This Court does not rule upon the question of whether a claim could be stated against the directors for alleged breach of trust to their own profit, absent United States Pictures, Inc., if Warner Bros. were realigned.6 It is doubtful whether the trial court ruled on the point, and we do not reach it.
We hold the trial court should have determined the legal sufficiency of the 'second cause of action' against the Warners before proceeding to a determination of the status of the parties and the necessity of joining United States Pictures, Inc., and thus destroying jurisdiction.7
Affirmed as to the first cause of action.

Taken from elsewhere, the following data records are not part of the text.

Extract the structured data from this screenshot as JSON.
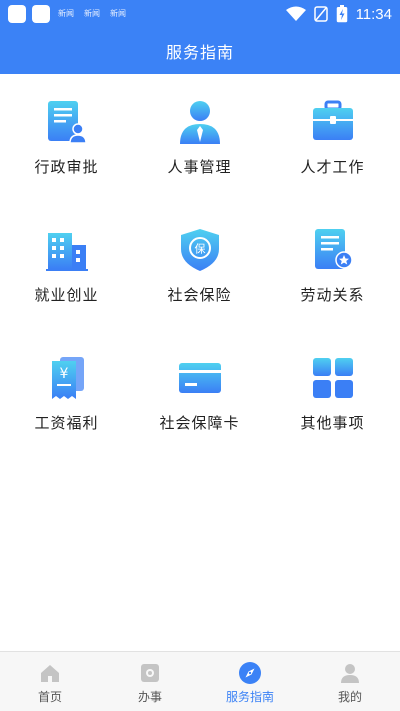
{
  "status_bar": {
    "notifications": [
      "新闻",
      "新闻",
      "新闻"
    ],
    "time": "11:34",
    "battery_icon": "battery-icon",
    "wifi_icon": "wifi-icon",
    "signal_icon": "no-signal-icon"
  },
  "header": {
    "title": "服务指南"
  },
  "services": [
    {
      "label": "行政审批",
      "icon": "document-user-icon"
    },
    {
      "label": "人事管理",
      "icon": "person-tie-icon"
    },
    {
      "label": "人才工作",
      "icon": "briefcase-icon"
    },
    {
      "label": "就业创业",
      "icon": "buildings-icon"
    },
    {
      "label": "社会保险",
      "icon": "shield-bao-icon"
    },
    {
      "label": "劳动关系",
      "icon": "certificate-icon"
    },
    {
      "label": "工资福利",
      "icon": "yuan-receipt-icon"
    },
    {
      "label": "社会保障卡",
      "icon": "card-icon"
    },
    {
      "label": "其他事项",
      "icon": "grid-squares-icon"
    }
  ],
  "bottom_nav": {
    "items": [
      {
        "label": "首页",
        "icon": "home-icon",
        "active": false
      },
      {
        "label": "办事",
        "icon": "camera-frame-icon",
        "active": false
      },
      {
        "label": "服务指南",
        "icon": "compass-icon",
        "active": true
      },
      {
        "label": "我的",
        "icon": "person-icon",
        "active": false
      }
    ]
  },
  "colors": {
    "primary": "#3b82f6",
    "icon_gradient_top": "#4fd0f0",
    "icon_gradient_bottom": "#3b7ff5",
    "text": "#222222",
    "nav_inactive": "#bbbbbb"
  }
}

Reversed and remanded as to the second.
1 Smith v. Sperling, D.C., 117 F.Supp. 781.
2 117 F.Supp. 781, 811.
3 United is referred to variously by the trial court as 'not * * * subject to 'necessary joinder' by the terms of Rule 19(a)'; as 'clearly a person who 'ought to be' a party within the meaning of Rule 19(b)'; and as 'one of the 'parties so indispensable that a court of equity will not proceed to final decision without them". 117 F.Supp. 781, 810.
4 117 F.Supp. 781, 810. See Note 3 above.
5 'So in the case at bar, although diversity jurisdiction may exist as to the second cause of action, the question still remains whether the second cause of action is within the equity jurisdiction of this court'. 117 F.Supp. 781, 809-810. See State of Washington v. United States, 9 Cir., 87 F.2d 421, 427.
6 Cf. Western States Life Insurance Co. v. Lockwood, 166 Cal. 185, 135 P. 496; Reid v. Robinson, 64 Cal.App. 46, 220 P. 676.
7 Bourdieu v. Pacific Western Oil Co., 299 U.S. 65, 57 S.Ct. 51, 81 L.Ed. 42. Cf. Calcote v. Texas Pacific Coal & Oil Co., 5 Cir., 157 F.2d 216, 167 A.L.R. 413; United States v. McIntire, 9 Cir., 101 F.2d 650.